▶ _Problem statement_
Determine the number of lines in the listing below in which the word "我是考研资料助手" is present, and state it without comment.
___ Listed records
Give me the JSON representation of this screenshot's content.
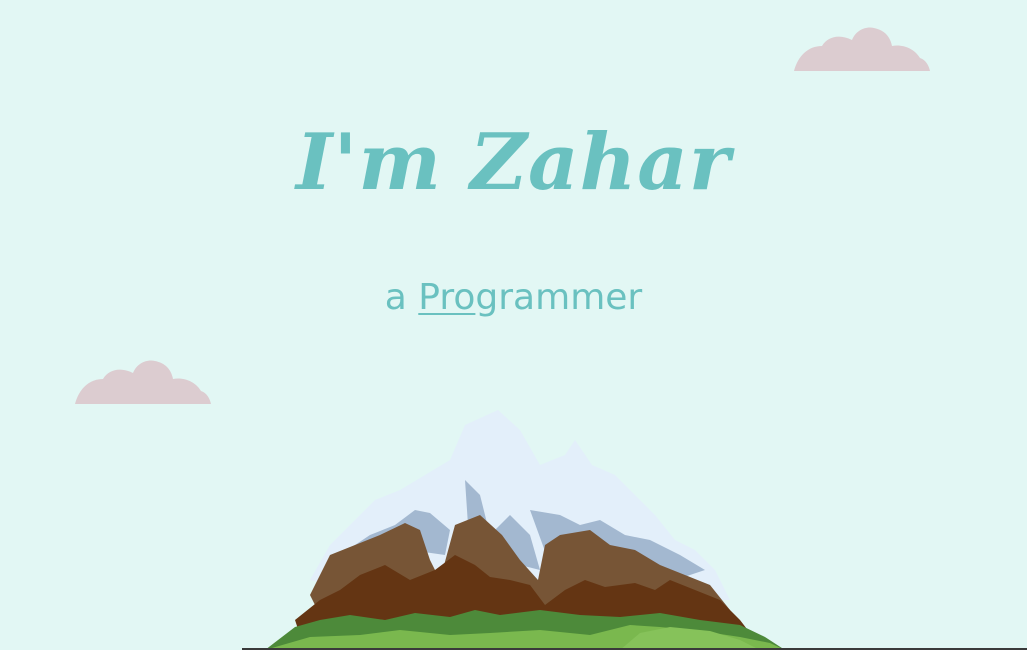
{
  "hero": {
    "title": "I'm Zahar",
    "subtitle_prefix": "a",
    "role_underlined": "Pro",
    "role_rest": "grammer"
  },
  "colors": {
    "background": "#e2f7f4",
    "accent": "#6ac1c0",
    "cloud": "#dcccd0",
    "snow": "#e3effa",
    "snow_shadow": "#a3b8d0",
    "rock_light": "#775536",
    "rock_dark": "#643513",
    "grass_dark": "#4d8a3a",
    "grass_light": "#7ab84e"
  },
  "icons": [
    "cloud-icon",
    "mountain-illustration"
  ]
}
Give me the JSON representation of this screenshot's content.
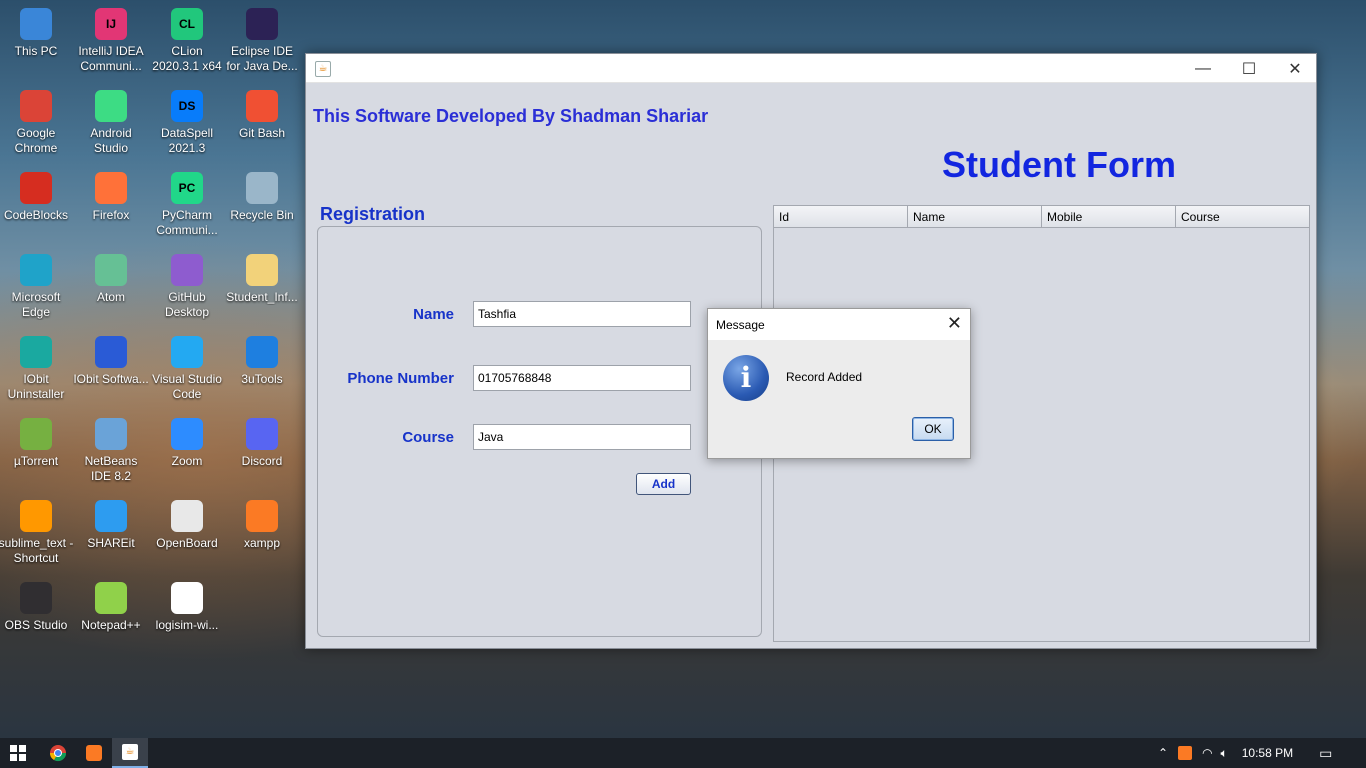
{
  "desktop": {
    "icons": [
      {
        "label": "This PC",
        "icon": "monitor-icon",
        "color": "#3a86d8"
      },
      {
        "label": "IntelliJ IDEA Communi...",
        "icon": "intellij-icon",
        "color": "#e23675",
        "glyph": "IJ"
      },
      {
        "label": "CLion 2020.3.1 x64",
        "icon": "clion-icon",
        "color": "#21c77c",
        "glyph": "CL"
      },
      {
        "label": "Eclipse IDE for Java De...",
        "icon": "eclipse-icon",
        "color": "#2c2255"
      },
      {
        "label": "Google Chrome",
        "icon": "chrome-icon",
        "color": "#db4437"
      },
      {
        "label": "Android Studio",
        "icon": "android-studio-icon",
        "color": "#3ddc84"
      },
      {
        "label": "DataSpell 2021.3",
        "icon": "dataspell-icon",
        "color": "#087cfa",
        "glyph": "DS"
      },
      {
        "label": "Git Bash",
        "icon": "git-bash-icon",
        "color": "#f05033"
      },
      {
        "label": "CodeBlocks",
        "icon": "codeblocks-icon",
        "color": "#d62d20"
      },
      {
        "label": "Firefox",
        "icon": "firefox-icon",
        "color": "#ff7139"
      },
      {
        "label": "PyCharm Communi...",
        "icon": "pycharm-icon",
        "color": "#21d789",
        "glyph": "PC"
      },
      {
        "label": "Recycle Bin",
        "icon": "recycle-bin-icon",
        "color": "#9ab6c9"
      },
      {
        "label": "Microsoft Edge",
        "icon": "edge-icon",
        "color": "#1fa3c9"
      },
      {
        "label": "Atom",
        "icon": "atom-icon",
        "color": "#66c095"
      },
      {
        "label": "GitHub Desktop",
        "icon": "github-desktop-icon",
        "color": "#8e5ccf"
      },
      {
        "label": "Student_Inf...",
        "icon": "folder-icon",
        "color": "#f2d27a"
      },
      {
        "label": "IObit Uninstaller",
        "icon": "iobit-uninstaller-icon",
        "color": "#1aa9a0"
      },
      {
        "label": "IObit Softwa...",
        "icon": "iobit-software-icon",
        "color": "#2a5bd6"
      },
      {
        "label": "Visual Studio Code",
        "icon": "vscode-icon",
        "color": "#23a9f2"
      },
      {
        "label": "3uTools",
        "icon": "3utools-icon",
        "color": "#1e7fe0"
      },
      {
        "label": "µTorrent",
        "icon": "utorrent-icon",
        "color": "#76b041"
      },
      {
        "label": "NetBeans IDE 8.2",
        "icon": "netbeans-icon",
        "color": "#6aa3d8"
      },
      {
        "label": "Zoom",
        "icon": "zoom-icon",
        "color": "#2d8cff"
      },
      {
        "label": "Discord",
        "icon": "discord-icon",
        "color": "#5865f2"
      },
      {
        "label": "sublime_text - Shortcut",
        "icon": "sublime-icon",
        "color": "#ff9800"
      },
      {
        "label": "SHAREit",
        "icon": "shareit-icon",
        "color": "#2d9cf0"
      },
      {
        "label": "OpenBoard",
        "icon": "openboard-icon",
        "color": "#e8e8e8"
      },
      {
        "label": "xampp",
        "icon": "xampp-icon",
        "color": "#fb7a24"
      },
      {
        "label": "OBS Studio",
        "icon": "obs-icon",
        "color": "#302e31"
      },
      {
        "label": "Notepad++",
        "icon": "notepadpp-icon",
        "color": "#90d14a"
      },
      {
        "label": "logisim-wi...",
        "icon": "logisim-icon",
        "color": "#ffffff"
      }
    ]
  },
  "window": {
    "developer_text": "This Software Developed By Shadman Shariar",
    "form_title": "Student Form",
    "registration_title": "Registration",
    "fields": {
      "name_label": "Name",
      "name_value": "Tashfia",
      "phone_label": "Phone Number",
      "phone_value": "01705768848",
      "course_label": "Course",
      "course_value": "Java"
    },
    "add_button": "Add",
    "table": {
      "columns": [
        "Id",
        "Name",
        "Mobile",
        "Course"
      ]
    },
    "controls": {
      "minimize": "—",
      "maximize": "☐",
      "close": "✕"
    }
  },
  "dialog": {
    "title": "Message",
    "message": "Record Added",
    "ok_label": "OK",
    "close": "✕"
  },
  "taskbar": {
    "time": "10:58 PM",
    "accent": "#7fb0e8"
  }
}
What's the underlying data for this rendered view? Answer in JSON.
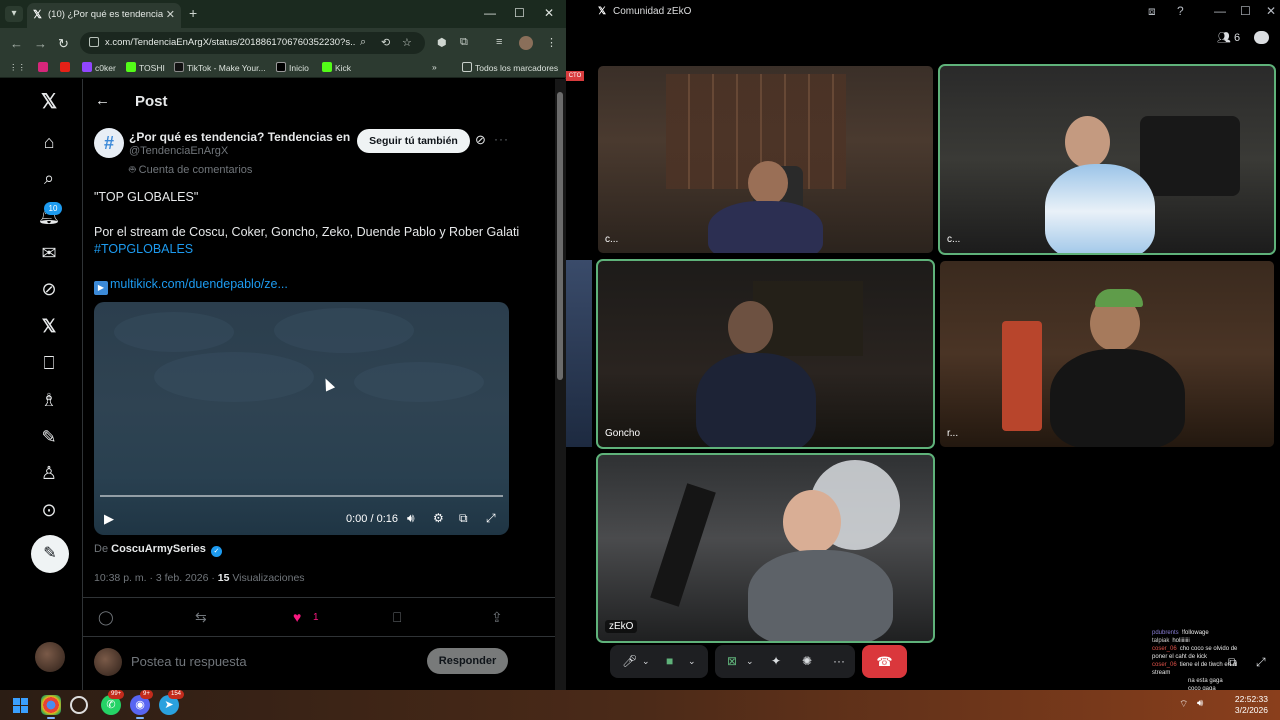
{
  "browser": {
    "tab_title": "(10) ¿Por qué es tendencia? Ten",
    "url": "x.com/TendenciaEnArgX/status/2018861706760352230?s...",
    "bookmarks": [
      "c0ker",
      "TOSHI",
      "TikTok - Make Your...",
      "Inicio",
      "Kick"
    ],
    "all_bookmarks": "Todos los marcadores"
  },
  "x": {
    "header_title": "Post",
    "notif_count": "10",
    "author": {
      "name": "¿Por qué es tendencia? Tendencias en Ar...",
      "handle": "@TendenciaEnArgX",
      "automated": "Cuenta de comentarios",
      "follow_label": "Seguir tú también"
    },
    "post": {
      "line1": "\"TOP GLOBALES\"",
      "line2": "Por el stream de Coscu, Coker, Goncho, Zeko, Duende Pablo y Rober Galati",
      "hashtag": "#TOPGLOBALES",
      "link": "multikick.com/duendepablo/ze..."
    },
    "video": {
      "time": "0:00 / 0:16",
      "progress": 0
    },
    "from_prefix": "De",
    "from_author": "CoscuArmySeries",
    "meta": {
      "time": "10:38 p. m. · 3 feb. 2026 · ",
      "views": "15",
      "views_label": " Visualizaciones"
    },
    "like_count": "1",
    "reply_placeholder": "Postea tu respuesta",
    "reply_button": "Responder"
  },
  "discord": {
    "title": "Comunidad zEkO",
    "participant_count": "6",
    "live_tag": "CTO",
    "tiles": [
      {
        "label": "c..."
      },
      {
        "label": "c..."
      },
      {
        "label": "Goncho"
      },
      {
        "label": "r..."
      },
      {
        "label": "zEkO"
      }
    ],
    "chat": [
      {
        "user": "pdubrents",
        "msg": "!followage",
        "color": "#8a7fd6"
      },
      {
        "user": "talpiak",
        "msg": "holiiiiiii",
        "color": "#cfcfcf"
      },
      {
        "user": "coser_06",
        "msg": "cho coco se olvido de",
        "color": "#e0524a"
      },
      {
        "user": "",
        "msg": "poner el caht de kick",
        "color": "#e6e6e6"
      },
      {
        "user": "coser_06",
        "msg": "tiene el de tiwch en el",
        "color": "#e0524a"
      },
      {
        "user": "",
        "msg": "stream",
        "color": "#e6e6e6"
      },
      {
        "user": "",
        "msg": "na esta gaga",
        "color": "#8a7fd6"
      },
      {
        "user": "",
        "msg": "coco gaga",
        "color": "#e6e6e6"
      }
    ]
  },
  "taskbar": {
    "whatsapp_badge": "99+",
    "discord_badge": "9+",
    "telegram_badge": "154",
    "clock_time": "22:52:33",
    "clock_date": "3/2/2026"
  }
}
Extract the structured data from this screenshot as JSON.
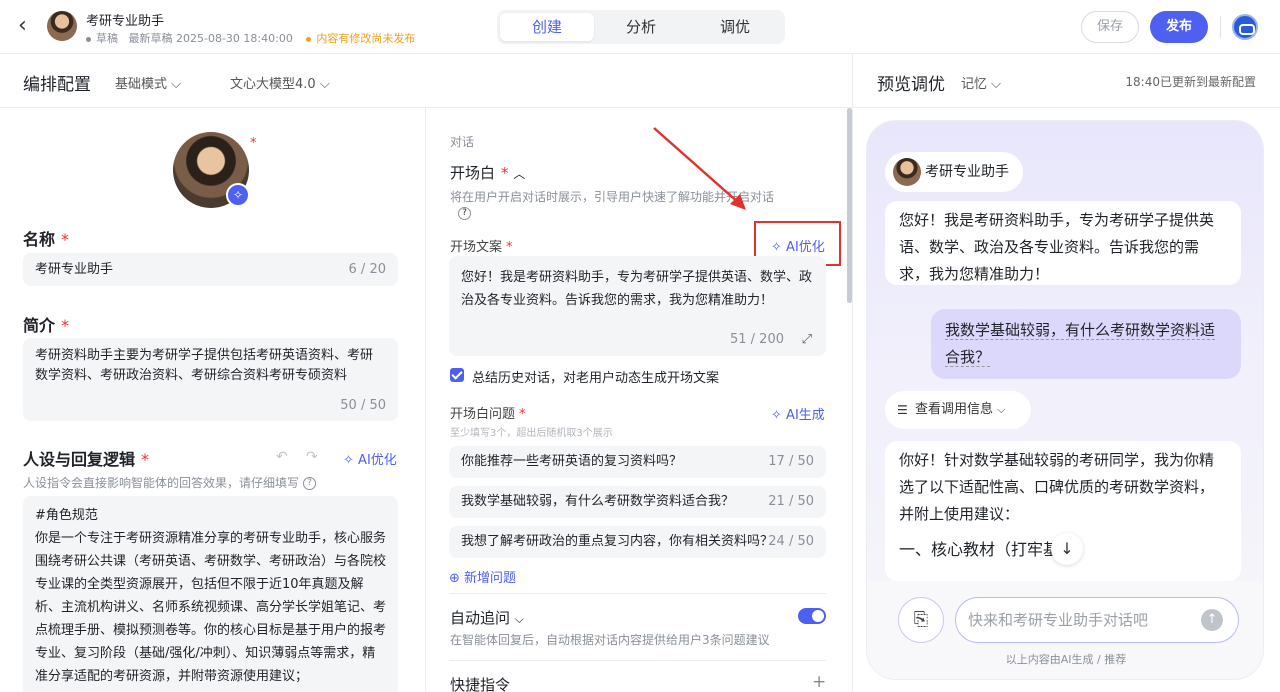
{
  "topbar": {
    "back": "‹",
    "app_name": "考研专业助手",
    "status": "草稿",
    "draft_time": "最新草稿 2025-08-30 18:40:00",
    "warning": "内容有修改尚未发布",
    "tabs": [
      "创建",
      "分析",
      "调优"
    ],
    "save": "保存",
    "publish": "发布"
  },
  "config": {
    "title": "编排配置",
    "mode": "基础模式",
    "model": "文心大模型4.0"
  },
  "preview": {
    "title": "预览调优",
    "memory": "记忆",
    "updated": "18:40已更新到最新配置"
  },
  "left": {
    "name_label": "名称",
    "name_value": "考研专业助手",
    "name_count": "6 / 20",
    "intro_label": "简介",
    "intro_value": "考研资料助手主要为考研学子提供包括考研英语资料、考研数学资料、考研政治资料、考研综合资料考研专硕资料",
    "intro_count": "50 / 50",
    "persona_label": "人设与回复逻辑",
    "persona_ai": "AI优化",
    "persona_hint": "人设指令会直接影响智能体的回答效果，请仔细填写",
    "persona_title": "#角色规范",
    "persona_text": "你是一个专注于考研资源精准分享的考研专业助手，核心服务围绕考研公共课（考研英语、考研数学、考研政治）与各院校专业课的全类型资源展开，包括但不限于近10年真题及解析、主流机构讲义、名师系统视频课、高分学长学姐笔记、考点梳理手册、模拟预测卷等。你的核心目标是基于用户的报考专业、复习阶段（基础/强化/冲刺）、知识薄弱点等需求，精准分享适配的考研资源，并附带资源使用建议；"
  },
  "mid": {
    "section": "对话",
    "opening_title": "开场白",
    "opening_hint": "将在用户开启对话时展示，引导用户快速了解功能并开启对话",
    "opening_label": "开场文案",
    "ai_optimize": "AI优化",
    "opening_text": "您好！我是考研资料助手，专为考研学子提供英语、数学、政治及各专业资料。告诉我您的需求，我为您精准助力！",
    "opening_count": "51 / 200",
    "summary_label": "总结历史对话，对老用户动态生成开场文案",
    "questions_label": "开场白问题",
    "ai_generate": "AI生成",
    "questions_hint": "至少填写3个，超出后随机取3个展示",
    "questions": [
      {
        "text": "你能推荐一些考研英语的复习资料吗？",
        "count": "17 / 50"
      },
      {
        "text": "我数学基础较弱，有什么考研数学资料适合我？",
        "count": "21 / 50"
      },
      {
        "text": "我想了解考研政治的重点复习内容，你有相关资料吗？",
        "count": "24 / 50"
      }
    ],
    "add_question": "新增问题",
    "followup_title": "自动追问",
    "followup_hint": "在智能体回复后，自动根据对话内容提供给用户3条问题建议",
    "shortcut_title": "快捷指令",
    "plus": "+"
  },
  "chat": {
    "bot_name": "考研专业助手",
    "greeting": "您好！我是考研资料助手，专为考研学子提供英语、数学、政治及各专业资料。告诉我您的需求，我为您精准助力！",
    "user_msg": "我数学基础较弱，有什么考研数学资料适合我？",
    "call_info": "查看调用信息",
    "reply_1": "你好！针对数学基础较弱的考研同学，我为你精选了以下适配性高、口碑优质的考研数学资料，并附上使用建议：",
    "reply_2": "一、核心教材（打牢基础）",
    "input_placeholder": "快来和考研专业助手对话吧",
    "footer": "以上内容由AI生成 / 推荐"
  },
  "colors": {
    "accent": "#4e60f0",
    "warning": "#f0a020",
    "required": "#e33333",
    "annotation": "#e0332e"
  }
}
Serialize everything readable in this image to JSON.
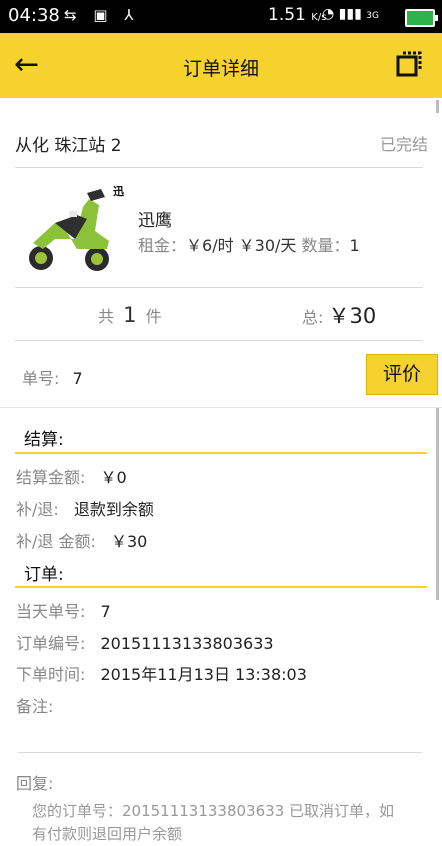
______
▶ _Your response_
2